Goal of the exercise: A single number is the expected answer: the count of lines in the records below that contain "time".

:: Information given ::

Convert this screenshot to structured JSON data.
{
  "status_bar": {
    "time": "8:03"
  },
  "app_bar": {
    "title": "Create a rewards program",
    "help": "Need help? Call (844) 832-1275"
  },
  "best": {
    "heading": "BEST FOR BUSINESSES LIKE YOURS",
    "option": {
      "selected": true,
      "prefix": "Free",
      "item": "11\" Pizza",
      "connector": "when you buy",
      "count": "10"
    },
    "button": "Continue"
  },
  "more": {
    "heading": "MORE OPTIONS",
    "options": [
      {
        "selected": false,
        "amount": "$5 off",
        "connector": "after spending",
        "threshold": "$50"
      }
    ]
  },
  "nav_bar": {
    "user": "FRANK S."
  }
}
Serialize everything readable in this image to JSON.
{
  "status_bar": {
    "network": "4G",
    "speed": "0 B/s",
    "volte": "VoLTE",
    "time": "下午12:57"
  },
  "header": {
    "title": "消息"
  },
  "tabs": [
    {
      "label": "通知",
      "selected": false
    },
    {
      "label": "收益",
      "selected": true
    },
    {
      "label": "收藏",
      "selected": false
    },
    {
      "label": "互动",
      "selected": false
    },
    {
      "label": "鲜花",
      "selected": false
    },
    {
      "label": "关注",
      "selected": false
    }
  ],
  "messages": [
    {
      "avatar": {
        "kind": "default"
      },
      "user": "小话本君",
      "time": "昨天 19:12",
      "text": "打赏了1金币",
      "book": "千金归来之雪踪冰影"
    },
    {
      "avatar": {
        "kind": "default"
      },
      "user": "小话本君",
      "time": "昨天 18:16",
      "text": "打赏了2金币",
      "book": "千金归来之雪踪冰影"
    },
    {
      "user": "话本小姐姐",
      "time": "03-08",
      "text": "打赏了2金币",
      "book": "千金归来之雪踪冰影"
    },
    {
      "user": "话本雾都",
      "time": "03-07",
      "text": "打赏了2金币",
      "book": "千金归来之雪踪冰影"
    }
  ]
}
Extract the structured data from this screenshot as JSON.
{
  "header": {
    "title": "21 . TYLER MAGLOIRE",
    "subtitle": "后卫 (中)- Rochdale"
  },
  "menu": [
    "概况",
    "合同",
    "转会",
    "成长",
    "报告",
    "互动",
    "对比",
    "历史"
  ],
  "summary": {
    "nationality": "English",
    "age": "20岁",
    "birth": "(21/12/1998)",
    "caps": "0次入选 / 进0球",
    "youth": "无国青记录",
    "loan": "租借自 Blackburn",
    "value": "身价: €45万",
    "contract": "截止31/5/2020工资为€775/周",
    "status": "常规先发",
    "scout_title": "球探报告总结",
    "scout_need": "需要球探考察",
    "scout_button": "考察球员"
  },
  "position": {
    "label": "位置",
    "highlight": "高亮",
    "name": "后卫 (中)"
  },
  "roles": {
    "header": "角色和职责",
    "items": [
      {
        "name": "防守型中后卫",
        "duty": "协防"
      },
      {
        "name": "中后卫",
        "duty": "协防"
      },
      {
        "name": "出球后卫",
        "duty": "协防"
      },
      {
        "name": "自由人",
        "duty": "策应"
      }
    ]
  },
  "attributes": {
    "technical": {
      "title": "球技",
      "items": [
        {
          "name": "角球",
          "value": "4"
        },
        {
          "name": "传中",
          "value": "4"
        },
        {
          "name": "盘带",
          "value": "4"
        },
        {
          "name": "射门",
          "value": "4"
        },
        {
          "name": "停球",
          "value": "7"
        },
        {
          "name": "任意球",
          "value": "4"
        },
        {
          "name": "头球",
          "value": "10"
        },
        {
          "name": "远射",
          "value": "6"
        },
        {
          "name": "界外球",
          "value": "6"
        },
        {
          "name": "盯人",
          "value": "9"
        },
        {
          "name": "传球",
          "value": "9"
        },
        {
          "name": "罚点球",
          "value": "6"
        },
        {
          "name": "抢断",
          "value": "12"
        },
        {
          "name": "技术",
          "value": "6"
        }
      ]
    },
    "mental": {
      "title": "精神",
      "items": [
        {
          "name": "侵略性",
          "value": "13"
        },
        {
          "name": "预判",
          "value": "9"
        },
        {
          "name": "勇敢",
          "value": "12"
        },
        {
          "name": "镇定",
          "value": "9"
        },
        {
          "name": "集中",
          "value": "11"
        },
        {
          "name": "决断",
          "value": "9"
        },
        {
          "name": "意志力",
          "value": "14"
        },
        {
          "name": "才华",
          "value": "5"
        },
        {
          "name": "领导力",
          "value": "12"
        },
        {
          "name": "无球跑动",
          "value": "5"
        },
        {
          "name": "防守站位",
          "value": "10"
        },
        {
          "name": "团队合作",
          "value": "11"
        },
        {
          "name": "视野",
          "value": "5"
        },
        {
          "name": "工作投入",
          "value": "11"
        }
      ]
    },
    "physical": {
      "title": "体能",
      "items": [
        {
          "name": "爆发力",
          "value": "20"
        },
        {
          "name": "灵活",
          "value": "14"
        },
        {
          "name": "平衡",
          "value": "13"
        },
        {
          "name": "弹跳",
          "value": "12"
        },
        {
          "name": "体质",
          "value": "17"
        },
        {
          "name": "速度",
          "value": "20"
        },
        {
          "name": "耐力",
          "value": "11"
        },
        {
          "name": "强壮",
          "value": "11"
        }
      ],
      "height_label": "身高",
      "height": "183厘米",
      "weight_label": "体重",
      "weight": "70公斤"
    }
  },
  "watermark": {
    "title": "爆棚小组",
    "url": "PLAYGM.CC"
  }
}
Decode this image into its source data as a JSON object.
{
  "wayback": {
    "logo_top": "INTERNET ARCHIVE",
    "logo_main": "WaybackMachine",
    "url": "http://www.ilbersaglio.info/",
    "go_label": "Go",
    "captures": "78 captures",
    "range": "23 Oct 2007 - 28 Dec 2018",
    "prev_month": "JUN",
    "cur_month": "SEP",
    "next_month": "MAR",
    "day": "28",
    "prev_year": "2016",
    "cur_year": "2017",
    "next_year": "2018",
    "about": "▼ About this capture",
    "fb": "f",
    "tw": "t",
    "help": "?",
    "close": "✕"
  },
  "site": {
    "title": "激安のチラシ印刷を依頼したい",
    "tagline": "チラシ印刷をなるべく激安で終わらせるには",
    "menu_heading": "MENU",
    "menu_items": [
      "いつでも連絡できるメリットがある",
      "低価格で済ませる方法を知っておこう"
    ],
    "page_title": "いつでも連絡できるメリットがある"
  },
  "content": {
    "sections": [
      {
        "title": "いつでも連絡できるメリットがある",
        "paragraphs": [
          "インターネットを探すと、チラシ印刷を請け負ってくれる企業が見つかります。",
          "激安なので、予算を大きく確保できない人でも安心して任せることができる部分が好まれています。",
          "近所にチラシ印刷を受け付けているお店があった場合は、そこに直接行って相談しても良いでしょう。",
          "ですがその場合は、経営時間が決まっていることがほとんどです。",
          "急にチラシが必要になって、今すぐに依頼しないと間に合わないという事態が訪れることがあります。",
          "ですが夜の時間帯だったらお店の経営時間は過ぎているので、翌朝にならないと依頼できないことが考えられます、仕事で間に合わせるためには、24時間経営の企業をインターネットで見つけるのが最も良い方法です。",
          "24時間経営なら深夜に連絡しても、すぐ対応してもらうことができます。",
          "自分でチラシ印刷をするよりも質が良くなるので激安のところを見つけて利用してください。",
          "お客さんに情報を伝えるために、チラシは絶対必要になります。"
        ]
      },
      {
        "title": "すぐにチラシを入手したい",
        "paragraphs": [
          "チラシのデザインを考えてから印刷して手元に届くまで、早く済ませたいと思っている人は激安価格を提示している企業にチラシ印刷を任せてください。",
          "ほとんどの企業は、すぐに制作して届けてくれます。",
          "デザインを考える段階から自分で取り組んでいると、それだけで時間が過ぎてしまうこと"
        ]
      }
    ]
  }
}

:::

Solved problem: 6